Carnegie Mellon University was on the list of 55 schools called out in May by the federal Department of Education's Office of Civil Rights for violating students' Title IX rights in how they handled assault allegations. Boatwright clarified that the Integrated Innovation Institute was already working on these projects before that letter went out.
ABOVE: A prototype design for SPOT. CREDIT: Integrated Innovation Institute.
Connie Chun earned her MBA from the Tepper School of Business in May of this year. She worked on SPOT. She said one of the big hurdles they faced while brainstorming ideas for the project was how to avoid victim-blaming. She cited the recently announced "anti-rape nail polish" as an example of a good idea that missed the mark.
"As much of a good intention as (the nail polish's creators) might have, they still put the responsibility on the potential victim," Chun said. "So if the victim didn't wear the technology or use the app, it was their fault. We decided the way to address the issue was to get the community involved."
SPOT's developers liked the idea of a smartphone app, but it posed a timing dilemma: Everyone brings their phone to a party, but it's usually in their pocket or purse. A time-sensitive message might not reach the recipient in time. With SPOT, the host of the party or a designated "risk manager" would sport a tech bracelet that lit up and vibrated when they got a message on their phone from the app.
ABOVE: A video about SPOT. CREDIT: Integrated Innovation Institute
Mike Bojanoski, another recent graduate who worked at the Integrated Innovation Institute, worked on NightOwl. NightOwl creates a temporary location-based network that guests can access to communicate with fellow partygoers. The developers wanted people to use NightOwl for all kinds of messaging, not just sexual assault warnings. That functionality means people will already have their phone out and be using the app while they're having a good time, at which point they also theoretically could use it to report a possible safety issue. And it messages everyone in the vicinity, not just a specific person.
"Let's say the party runs out of drinks, I could say 'I'm going to the store, does anybody have any requests?" Bojanowski suggested. "Or I could say, 'a neighbor knocked on the door and everyone should quiet down.' I can message that to everyone." They're working on integrating song requests via integration with Spotify.
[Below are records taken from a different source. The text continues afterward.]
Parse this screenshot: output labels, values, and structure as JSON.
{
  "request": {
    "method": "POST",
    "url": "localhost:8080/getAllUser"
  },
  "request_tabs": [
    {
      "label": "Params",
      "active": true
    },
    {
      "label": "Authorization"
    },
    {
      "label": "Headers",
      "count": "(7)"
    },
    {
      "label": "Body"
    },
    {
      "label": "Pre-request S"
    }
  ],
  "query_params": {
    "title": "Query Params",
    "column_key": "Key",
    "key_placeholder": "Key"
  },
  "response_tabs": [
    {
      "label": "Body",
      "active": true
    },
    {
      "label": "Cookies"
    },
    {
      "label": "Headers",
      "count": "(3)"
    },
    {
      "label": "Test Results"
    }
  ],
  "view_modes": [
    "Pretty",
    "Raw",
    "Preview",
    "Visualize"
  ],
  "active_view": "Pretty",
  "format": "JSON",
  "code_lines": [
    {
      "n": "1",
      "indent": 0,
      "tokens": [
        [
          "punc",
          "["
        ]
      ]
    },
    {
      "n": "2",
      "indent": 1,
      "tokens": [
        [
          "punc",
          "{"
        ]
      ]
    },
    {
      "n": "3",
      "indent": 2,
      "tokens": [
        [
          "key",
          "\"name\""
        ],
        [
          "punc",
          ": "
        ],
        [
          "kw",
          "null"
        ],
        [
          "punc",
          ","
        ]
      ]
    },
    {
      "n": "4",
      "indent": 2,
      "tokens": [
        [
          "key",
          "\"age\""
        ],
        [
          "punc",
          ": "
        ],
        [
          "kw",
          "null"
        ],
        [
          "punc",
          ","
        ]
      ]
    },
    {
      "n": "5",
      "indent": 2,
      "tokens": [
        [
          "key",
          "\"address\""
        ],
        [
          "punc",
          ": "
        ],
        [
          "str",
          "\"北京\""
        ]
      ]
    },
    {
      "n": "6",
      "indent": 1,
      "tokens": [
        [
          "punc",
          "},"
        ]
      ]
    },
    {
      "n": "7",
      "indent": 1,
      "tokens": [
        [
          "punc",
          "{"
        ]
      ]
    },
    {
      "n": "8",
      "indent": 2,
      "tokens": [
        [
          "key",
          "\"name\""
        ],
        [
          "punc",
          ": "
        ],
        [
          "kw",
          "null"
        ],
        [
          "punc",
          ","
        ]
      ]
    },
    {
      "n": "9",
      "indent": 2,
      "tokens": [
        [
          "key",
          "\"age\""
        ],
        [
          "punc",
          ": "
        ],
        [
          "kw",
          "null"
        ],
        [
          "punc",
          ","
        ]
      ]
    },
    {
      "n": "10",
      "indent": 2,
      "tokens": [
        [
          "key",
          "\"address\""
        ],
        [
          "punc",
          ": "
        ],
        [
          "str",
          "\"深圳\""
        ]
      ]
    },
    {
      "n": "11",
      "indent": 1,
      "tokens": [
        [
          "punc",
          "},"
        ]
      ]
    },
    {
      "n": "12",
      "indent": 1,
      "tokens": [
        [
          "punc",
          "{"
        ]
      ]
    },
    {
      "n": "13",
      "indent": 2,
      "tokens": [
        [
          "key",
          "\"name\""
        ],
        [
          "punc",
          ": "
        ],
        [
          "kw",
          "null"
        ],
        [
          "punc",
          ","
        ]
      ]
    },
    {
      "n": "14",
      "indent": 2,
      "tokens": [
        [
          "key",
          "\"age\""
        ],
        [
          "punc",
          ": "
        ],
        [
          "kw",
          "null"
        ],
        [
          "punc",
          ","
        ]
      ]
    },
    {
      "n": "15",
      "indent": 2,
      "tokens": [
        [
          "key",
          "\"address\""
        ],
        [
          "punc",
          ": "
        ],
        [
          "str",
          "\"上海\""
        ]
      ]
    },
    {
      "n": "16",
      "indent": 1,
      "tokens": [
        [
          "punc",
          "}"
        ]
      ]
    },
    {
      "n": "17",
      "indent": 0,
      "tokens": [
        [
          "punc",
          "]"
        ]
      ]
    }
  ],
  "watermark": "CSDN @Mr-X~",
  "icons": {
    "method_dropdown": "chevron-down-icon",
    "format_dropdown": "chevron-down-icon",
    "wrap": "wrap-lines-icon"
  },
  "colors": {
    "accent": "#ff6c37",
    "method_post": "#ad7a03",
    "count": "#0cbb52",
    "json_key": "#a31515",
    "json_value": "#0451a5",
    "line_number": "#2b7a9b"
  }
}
ABOVE: A video about NightOwl. CREDIT: Integrated Innovation Institute
Right now, both NightOwl and SPOT are prototypes: They've been designed and tested by focus groups, but there are no functioning models of either app. Boatwright says he hopes getting the word out about the ideas might attract the people they need to make them reality.
"The next step for the Institute is to get some funding to code them up," Boatwright said. "They've proven the concept, that it's feasible, but the features aren't there. So the next step is to hire somebody to program a working prototype."